On April 27, two popes - John the XXIII and John Paul II - will be made saints in a ceremony at St. Peter’s Square. VOA religion correspondent Jerome Socolovsky says the dual canonization is part of the current pope’s program to reconcile liberals and conservatives in the Roman Catholic Church.
Video

Video In Capturing Nature's Majesty, Film Makes Case for Its Survival

French filmmaker Luc Jacquet won worldwide acclaim for his 2005 Academy Award-winning documentary "March of the Penguins". Now Jacquet is back with a new film that takes movie-goers deep into the heart of a tropical rainforest - not only to celebrate its grandeur, but to make the case for its survival. VOA's Rosanne Skirble reports.
Video

Video Boston Marathon Bittersweet for Many Runners

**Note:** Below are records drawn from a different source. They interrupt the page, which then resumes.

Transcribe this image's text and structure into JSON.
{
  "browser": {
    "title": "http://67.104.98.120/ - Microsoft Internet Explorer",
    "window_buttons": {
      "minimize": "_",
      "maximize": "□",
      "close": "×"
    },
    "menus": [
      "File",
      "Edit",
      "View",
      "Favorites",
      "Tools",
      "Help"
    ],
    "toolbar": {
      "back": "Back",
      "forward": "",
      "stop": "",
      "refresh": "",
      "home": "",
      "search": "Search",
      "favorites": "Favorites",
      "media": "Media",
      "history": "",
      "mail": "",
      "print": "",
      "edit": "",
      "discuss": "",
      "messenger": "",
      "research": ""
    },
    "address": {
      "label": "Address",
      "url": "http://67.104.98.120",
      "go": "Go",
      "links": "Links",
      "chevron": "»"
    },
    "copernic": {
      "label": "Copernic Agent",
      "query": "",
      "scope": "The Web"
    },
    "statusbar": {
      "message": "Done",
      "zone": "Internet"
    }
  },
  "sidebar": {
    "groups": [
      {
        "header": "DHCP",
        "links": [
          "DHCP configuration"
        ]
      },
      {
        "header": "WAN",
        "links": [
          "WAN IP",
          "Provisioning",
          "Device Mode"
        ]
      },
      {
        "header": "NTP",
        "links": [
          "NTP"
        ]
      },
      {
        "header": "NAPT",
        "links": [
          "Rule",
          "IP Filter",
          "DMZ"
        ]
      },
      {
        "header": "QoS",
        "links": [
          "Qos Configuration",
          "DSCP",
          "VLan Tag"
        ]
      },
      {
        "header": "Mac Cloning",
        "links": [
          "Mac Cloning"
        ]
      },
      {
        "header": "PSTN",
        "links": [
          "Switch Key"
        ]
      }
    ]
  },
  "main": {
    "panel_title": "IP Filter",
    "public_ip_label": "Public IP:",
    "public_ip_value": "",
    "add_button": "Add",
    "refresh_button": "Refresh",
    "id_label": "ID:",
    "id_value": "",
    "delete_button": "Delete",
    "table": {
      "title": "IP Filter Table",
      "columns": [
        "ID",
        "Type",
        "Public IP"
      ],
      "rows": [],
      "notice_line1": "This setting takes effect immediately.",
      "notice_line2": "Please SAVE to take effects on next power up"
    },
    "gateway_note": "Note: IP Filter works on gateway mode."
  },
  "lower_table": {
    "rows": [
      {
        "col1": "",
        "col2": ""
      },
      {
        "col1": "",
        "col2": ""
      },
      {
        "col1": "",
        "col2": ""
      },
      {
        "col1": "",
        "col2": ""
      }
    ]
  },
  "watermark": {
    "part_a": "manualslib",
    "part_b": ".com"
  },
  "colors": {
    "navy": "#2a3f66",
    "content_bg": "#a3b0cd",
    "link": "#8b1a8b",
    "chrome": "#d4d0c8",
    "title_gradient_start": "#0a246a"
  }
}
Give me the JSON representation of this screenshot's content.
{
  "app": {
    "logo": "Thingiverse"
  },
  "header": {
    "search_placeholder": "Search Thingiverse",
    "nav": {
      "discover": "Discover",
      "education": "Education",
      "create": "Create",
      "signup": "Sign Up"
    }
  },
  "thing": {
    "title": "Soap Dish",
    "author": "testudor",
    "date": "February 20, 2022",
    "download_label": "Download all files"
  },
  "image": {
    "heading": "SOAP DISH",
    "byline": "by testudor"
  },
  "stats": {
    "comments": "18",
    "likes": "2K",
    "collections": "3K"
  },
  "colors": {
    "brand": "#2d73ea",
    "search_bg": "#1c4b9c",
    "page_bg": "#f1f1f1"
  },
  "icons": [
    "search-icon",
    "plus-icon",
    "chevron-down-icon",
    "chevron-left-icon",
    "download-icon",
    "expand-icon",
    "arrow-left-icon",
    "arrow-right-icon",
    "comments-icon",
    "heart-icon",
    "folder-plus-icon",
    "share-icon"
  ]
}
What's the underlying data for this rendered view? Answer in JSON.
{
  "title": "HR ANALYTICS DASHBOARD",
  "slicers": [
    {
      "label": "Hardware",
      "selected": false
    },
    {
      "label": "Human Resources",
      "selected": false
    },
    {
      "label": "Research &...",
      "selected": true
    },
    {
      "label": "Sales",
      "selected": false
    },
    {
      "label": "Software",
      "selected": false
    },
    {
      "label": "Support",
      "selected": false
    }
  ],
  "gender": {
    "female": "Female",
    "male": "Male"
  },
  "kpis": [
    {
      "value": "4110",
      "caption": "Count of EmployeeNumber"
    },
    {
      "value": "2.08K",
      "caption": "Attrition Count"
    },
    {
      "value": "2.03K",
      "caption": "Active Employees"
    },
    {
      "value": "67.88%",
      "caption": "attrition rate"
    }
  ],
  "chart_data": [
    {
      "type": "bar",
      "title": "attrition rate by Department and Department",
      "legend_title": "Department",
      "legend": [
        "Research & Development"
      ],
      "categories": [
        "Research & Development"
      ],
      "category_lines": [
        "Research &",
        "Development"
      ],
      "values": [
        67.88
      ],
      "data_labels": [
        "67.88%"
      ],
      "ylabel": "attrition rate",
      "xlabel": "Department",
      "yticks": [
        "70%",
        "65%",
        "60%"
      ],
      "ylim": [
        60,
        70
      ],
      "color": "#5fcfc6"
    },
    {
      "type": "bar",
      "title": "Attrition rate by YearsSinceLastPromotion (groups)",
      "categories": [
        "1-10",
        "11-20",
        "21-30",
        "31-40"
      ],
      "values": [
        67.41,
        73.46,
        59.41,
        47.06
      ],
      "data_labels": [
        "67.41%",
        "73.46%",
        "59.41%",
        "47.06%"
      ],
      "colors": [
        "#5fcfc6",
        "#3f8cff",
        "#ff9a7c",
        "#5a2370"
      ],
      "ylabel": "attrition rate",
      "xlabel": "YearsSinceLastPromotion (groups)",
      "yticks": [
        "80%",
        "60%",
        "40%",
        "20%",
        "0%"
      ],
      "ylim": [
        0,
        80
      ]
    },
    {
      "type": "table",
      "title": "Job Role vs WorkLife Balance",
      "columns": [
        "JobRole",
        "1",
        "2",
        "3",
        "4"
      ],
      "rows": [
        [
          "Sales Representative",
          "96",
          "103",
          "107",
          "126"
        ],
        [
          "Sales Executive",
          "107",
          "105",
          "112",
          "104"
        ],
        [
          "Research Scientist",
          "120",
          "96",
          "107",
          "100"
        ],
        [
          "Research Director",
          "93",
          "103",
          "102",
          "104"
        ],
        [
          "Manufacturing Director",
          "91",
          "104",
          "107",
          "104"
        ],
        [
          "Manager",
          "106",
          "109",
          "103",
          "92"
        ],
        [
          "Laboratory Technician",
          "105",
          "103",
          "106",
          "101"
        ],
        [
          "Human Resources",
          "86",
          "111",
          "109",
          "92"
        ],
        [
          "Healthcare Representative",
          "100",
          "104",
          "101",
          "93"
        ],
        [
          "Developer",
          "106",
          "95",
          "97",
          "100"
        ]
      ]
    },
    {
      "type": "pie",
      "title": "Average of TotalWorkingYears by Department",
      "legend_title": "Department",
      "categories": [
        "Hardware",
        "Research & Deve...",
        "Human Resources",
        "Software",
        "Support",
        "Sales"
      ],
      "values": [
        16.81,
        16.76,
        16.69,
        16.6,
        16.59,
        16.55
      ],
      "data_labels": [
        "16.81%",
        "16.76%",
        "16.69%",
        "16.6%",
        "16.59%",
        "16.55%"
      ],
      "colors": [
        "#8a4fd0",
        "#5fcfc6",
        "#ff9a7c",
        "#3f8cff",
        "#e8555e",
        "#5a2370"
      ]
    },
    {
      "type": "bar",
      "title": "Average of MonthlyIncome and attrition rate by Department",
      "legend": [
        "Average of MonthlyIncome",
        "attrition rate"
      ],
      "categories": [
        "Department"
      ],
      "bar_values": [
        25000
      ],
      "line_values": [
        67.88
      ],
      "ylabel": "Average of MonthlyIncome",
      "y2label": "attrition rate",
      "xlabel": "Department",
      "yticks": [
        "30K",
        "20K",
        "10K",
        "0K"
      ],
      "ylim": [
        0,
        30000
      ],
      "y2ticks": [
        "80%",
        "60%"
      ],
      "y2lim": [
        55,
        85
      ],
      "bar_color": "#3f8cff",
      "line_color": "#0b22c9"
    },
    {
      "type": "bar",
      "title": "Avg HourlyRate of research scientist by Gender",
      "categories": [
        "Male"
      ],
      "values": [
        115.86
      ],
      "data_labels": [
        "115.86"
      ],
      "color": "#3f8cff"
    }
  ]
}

Monday's running of the Boston Marathon was bittersweet for many of the 36,000 participants as they finished the run that was interrupted by a double bombing last year. Many gathered along the route paid respect to the four people killed as a result of two bombings near the finish line. VOA's Carolyn Presutti returned to Boston this year to follow two runners, forever changed because of the crimes.
Video

Video International Students Learn Film Production in World's Movie Capital

Hollywood - which is part of Los Angeles - is the movie capital of the world, and many aspiring filmmakers go there in hopes of breaking into the movie business. Mike O'Sullivan reports that regional universities are also a magnet for students who hope to become producers or directors.
Video

Video Pacific Rim Trade Deal Proves Elusive

With the U.S.-led war in Iraq ended and American military involvement in Afghanistan winding down, President Barack Obama has sought to pivot the country's foreign policy focus towards Asia. One aspect of that pivot is the negotiation of a free-trade agreement among 12 Pacific Rim nations. But as Obama leaves this week on a trip to four Asian countries he has found it very difficult to complete the trade pact. VOA's Ken Bredemeier has more from Washington.
Video

Video Autistic Adults Face Housing, Job Challenges

Many parents of children with disabilities fear for the future of their adult child. It can be difficult to find services to help adults with disabilities - physical, mental or emotional - find work or live on their own. The mother of an autistic boy set up a foundation to advocate for the estimated 1.2 million American adults with autism, a developmental disorder that causes communication difficulties and often social difficulties. VOA's Faiza Elmasry reports.
AppleAndroid